**What the task asks:**
The whole listing below is to be copied exactly.

Data for processing Start Marker

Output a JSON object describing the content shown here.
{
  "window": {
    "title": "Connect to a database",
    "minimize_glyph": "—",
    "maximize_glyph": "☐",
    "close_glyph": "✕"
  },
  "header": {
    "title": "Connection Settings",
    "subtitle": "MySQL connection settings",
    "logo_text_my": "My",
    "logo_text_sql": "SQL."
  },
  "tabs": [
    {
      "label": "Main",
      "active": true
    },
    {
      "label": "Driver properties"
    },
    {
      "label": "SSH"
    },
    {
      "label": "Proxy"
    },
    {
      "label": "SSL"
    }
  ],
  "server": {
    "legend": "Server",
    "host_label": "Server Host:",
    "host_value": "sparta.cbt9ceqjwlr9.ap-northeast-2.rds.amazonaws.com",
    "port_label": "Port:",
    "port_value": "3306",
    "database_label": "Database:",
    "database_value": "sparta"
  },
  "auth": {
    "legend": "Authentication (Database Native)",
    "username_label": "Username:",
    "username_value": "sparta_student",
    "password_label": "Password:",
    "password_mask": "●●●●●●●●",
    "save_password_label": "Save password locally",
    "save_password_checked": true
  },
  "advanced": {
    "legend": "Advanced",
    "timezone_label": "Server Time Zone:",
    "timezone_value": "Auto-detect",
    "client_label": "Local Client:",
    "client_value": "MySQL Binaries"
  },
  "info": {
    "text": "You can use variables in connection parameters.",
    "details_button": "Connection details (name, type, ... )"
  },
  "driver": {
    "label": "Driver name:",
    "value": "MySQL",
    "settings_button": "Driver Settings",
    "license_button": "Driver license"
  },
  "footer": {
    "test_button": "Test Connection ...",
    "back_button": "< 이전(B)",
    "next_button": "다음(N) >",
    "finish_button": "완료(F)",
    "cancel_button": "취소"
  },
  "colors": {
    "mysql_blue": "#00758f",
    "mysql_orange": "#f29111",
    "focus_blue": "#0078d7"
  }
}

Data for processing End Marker

**Exercise result:**
Output a JSON object describing the content shown here.
{
  "window": {
    "title": "Connect to a database",
    "minimize_glyph": "—",
    "maximize_glyph": "☐",
    "close_glyph": "✕"
  },
  "header": {
    "title": "Connection Settings",
    "subtitle": "MySQL connection settings",
    "logo_text_my": "My",
    "logo_text_sql": "SQL."
  },
  "tabs": [
    {
      "label": "Main",
      "active": true
    },
    {
      "label": "Driver properties"
    },
    {
      "label": "SSH"
    },
    {
      "label": "Proxy"
    },
    {
      "label": "SSL"
    }
  ],
  "server": {
    "legend": "Server",
    "host_label": "Server Host:",
    "host_value": "sparta.cbt9ceqjwlr9.ap-northeast-2.rds.amazonaws.com",
    "port_label": "Port:",
    "port_value": "3306",
    "database_label": "Database:",
    "database_value": "sparta"
  },
  "auth": {
    "legend": "Authentication (Database Native)",
    "username_label": "Username:",
    "username_value": "sparta_student",
    "password_label": "Password:",
    "password_mask": "●●●●●●●●",
    "save_password_label": "Save password locally",
    "save_password_checked": true
  },
  "advanced": {
    "legend": "Advanced",
    "timezone_label": "Server Time Zone:",
    "timezone_value": "Auto-detect",
    "client_label": "Local Client:",
    "client_value": "MySQL Binaries"
  },
  "info": {
    "text": "You can use variables in connection parameters.",
    "details_button": "Connection details (name, type, ... )"
  },
  "driver": {
    "label": "Driver name:",
    "value": "MySQL",
    "settings_button": "Driver Settings",
    "license_button": "Driver license"
  },
  "footer": {
    "test_button": "Test Connection ...",
    "back_button": "< 이전(B)",
    "next_button": "다음(N) >",
    "finish_button": "완료(F)",
    "cancel_button": "취소"
  },
  "colors": {
    "mysql_blue": "#00758f",
    "mysql_orange": "#f29111",
    "focus_blue": "#0078d7"
  }
}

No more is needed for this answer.